◆ EXERCISE DETAILS
In the data that follows, determine how many lines contain the word "icon", and give only that number.

◆ Page and application data records
________________

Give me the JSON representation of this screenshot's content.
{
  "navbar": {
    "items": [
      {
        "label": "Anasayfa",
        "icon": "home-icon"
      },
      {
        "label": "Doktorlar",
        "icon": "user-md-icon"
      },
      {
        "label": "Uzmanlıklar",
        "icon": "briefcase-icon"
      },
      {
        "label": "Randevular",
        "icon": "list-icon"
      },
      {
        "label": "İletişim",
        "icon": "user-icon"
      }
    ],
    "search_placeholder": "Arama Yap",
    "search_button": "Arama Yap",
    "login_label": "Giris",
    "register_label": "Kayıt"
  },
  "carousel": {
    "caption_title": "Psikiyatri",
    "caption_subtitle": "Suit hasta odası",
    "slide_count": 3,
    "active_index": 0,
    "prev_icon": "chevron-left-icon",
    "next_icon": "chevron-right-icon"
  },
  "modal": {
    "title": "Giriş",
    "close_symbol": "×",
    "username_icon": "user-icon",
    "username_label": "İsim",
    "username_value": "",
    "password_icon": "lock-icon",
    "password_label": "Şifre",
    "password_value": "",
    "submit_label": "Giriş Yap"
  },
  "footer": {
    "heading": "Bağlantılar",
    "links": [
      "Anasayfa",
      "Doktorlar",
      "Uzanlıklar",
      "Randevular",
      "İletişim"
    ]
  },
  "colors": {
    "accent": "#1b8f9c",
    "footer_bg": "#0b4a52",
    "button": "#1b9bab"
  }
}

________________

◆ ANSWER TO THE EXERCISE
9